[Opening Data records section]

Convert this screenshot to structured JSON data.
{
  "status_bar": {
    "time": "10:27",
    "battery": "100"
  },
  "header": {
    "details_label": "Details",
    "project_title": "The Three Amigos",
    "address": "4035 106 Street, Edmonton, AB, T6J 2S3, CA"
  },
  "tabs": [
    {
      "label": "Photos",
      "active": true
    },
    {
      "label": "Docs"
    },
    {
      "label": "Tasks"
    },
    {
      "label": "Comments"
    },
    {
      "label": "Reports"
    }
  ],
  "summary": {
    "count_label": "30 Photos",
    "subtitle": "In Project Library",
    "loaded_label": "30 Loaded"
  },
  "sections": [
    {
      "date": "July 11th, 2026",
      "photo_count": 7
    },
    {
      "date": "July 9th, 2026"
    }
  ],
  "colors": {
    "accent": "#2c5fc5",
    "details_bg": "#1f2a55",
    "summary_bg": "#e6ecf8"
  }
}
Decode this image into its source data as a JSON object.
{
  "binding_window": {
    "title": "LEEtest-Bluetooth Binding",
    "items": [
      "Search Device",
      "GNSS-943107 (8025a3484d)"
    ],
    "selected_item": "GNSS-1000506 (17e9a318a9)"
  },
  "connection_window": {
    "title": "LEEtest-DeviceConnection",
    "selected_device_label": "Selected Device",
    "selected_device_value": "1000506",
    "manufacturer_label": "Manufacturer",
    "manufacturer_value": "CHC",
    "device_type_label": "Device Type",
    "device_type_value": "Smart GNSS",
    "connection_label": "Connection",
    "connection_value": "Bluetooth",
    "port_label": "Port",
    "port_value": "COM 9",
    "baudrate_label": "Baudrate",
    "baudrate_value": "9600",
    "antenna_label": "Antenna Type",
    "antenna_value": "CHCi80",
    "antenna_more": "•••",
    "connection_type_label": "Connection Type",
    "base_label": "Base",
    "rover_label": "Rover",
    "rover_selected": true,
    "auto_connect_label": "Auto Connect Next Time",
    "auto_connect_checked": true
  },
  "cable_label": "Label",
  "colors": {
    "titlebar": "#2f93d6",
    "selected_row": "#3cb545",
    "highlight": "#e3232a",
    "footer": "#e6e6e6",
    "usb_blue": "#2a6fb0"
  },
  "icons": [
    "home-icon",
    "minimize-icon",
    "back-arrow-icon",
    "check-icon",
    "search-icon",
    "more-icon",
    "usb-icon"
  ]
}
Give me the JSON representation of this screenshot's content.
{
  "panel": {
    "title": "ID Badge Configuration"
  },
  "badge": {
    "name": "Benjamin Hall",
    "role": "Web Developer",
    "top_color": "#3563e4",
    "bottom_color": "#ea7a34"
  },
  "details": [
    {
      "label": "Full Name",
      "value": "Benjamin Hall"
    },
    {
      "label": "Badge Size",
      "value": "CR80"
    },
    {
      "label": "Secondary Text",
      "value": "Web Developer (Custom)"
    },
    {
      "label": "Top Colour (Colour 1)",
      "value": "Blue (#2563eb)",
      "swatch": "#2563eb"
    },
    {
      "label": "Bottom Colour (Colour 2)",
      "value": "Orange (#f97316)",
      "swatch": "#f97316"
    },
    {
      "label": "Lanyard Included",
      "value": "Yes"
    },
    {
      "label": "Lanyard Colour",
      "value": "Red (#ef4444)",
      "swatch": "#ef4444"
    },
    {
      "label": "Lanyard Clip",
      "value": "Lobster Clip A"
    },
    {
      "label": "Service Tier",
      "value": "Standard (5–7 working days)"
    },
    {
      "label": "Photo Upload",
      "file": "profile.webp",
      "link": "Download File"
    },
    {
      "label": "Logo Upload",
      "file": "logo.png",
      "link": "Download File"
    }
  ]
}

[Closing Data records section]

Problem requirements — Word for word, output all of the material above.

Exercise answer —
Convert this screenshot to structured JSON data.
{
  "status_bar": {
    "time": "10:27",
    "battery": "100"
  },
  "header": {
    "details_label": "Details",
    "project_title": "The Three Amigos",
    "address": "4035 106 Street, Edmonton, AB, T6J 2S3, CA"
  },
  "tabs": [
    {
      "label": "Photos",
      "active": true
    },
    {
      "label": "Docs"
    },
    {
      "label": "Tasks"
    },
    {
      "label": "Comments"
    },
    {
      "label": "Reports"
    }
  ],
  "summary": {
    "count_label": "30 Photos",
    "subtitle": "In Project Library",
    "loaded_label": "30 Loaded"
  },
  "sections": [
    {
      "date": "July 11th, 2026",
      "photo_count": 7
    },
    {
      "date": "July 9th, 2026"
    }
  ],
  "colors": {
    "accent": "#2c5fc5",
    "details_bg": "#1f2a55",
    "summary_bg": "#e6ecf8"
  }
}
Decode this image into its source data as a JSON object.
{
  "binding_window": {
    "title": "LEEtest-Bluetooth Binding",
    "items": [
      "Search Device",
      "GNSS-943107 (8025a3484d)"
    ],
    "selected_item": "GNSS-1000506 (17e9a318a9)"
  },
  "connection_window": {
    "title": "LEEtest-DeviceConnection",
    "selected_device_label": "Selected Device",
    "selected_device_value": "1000506",
    "manufacturer_label": "Manufacturer",
    "manufacturer_value": "CHC",
    "device_type_label": "Device Type",
    "device_type_value": "Smart GNSS",
    "connection_label": "Connection",
    "connection_value": "Bluetooth",
    "port_label": "Port",
    "port_value": "COM 9",
    "baudrate_label": "Baudrate",
    "baudrate_value": "9600",
    "antenna_label": "Antenna Type",
    "antenna_value": "CHCi80",
    "antenna_more": "•••",
    "connection_type_label": "Connection Type",
    "base_label": "Base",
    "rover_label": "Rover",
    "rover_selected": true,
    "auto_connect_label": "Auto Connect Next Time",
    "auto_connect_checked": true
  },
  "cable_label": "Label",
  "colors": {
    "titlebar": "#2f93d6",
    "selected_row": "#3cb545",
    "highlight": "#e3232a",
    "footer": "#e6e6e6",
    "usb_blue": "#2a6fb0"
  },
  "icons": [
    "home-icon",
    "minimize-icon",
    "back-arrow-icon",
    "check-icon",
    "search-icon",
    "more-icon",
    "usb-icon"
  ]
}
Give me the JSON representation of this screenshot's content.
{
  "panel": {
    "title": "ID Badge Configuration"
  },
  "badge": {
    "name": "Benjamin Hall",
    "role": "Web Developer",
    "top_color": "#3563e4",
    "bottom_color": "#ea7a34"
  },
  "details": [
    {
      "label": "Full Name",
      "value": "Benjamin Hall"
    },
    {
      "label": "Badge Size",
      "value": "CR80"
    },
    {
      "label": "Secondary Text",
      "value": "Web Developer (Custom)"
    },
    {
      "label": "Top Colour (Colour 1)",
      "value": "Blue (#2563eb)",
      "swatch": "#2563eb"
    },
    {
      "label": "Bottom Colour (Colour 2)",
      "value": "Orange (#f97316)",
      "swatch": "#f97316"
    },
    {
      "label": "Lanyard Included",
      "value": "Yes"
    },
    {
      "label": "Lanyard Colour",
      "value": "Red (#ef4444)",
      "swatch": "#ef4444"
    },
    {
      "label": "Lanyard Clip",
      "value": "Lobster Clip A"
    },
    {
      "label": "Service Tier",
      "value": "Standard (5–7 working days)"
    },
    {
      "label": "Photo Upload",
      "file": "profile.webp",
      "link": "Download File"
    },
    {
      "label": "Logo Upload",
      "file": "logo.png",
      "link": "Download File"
    }
  ]
}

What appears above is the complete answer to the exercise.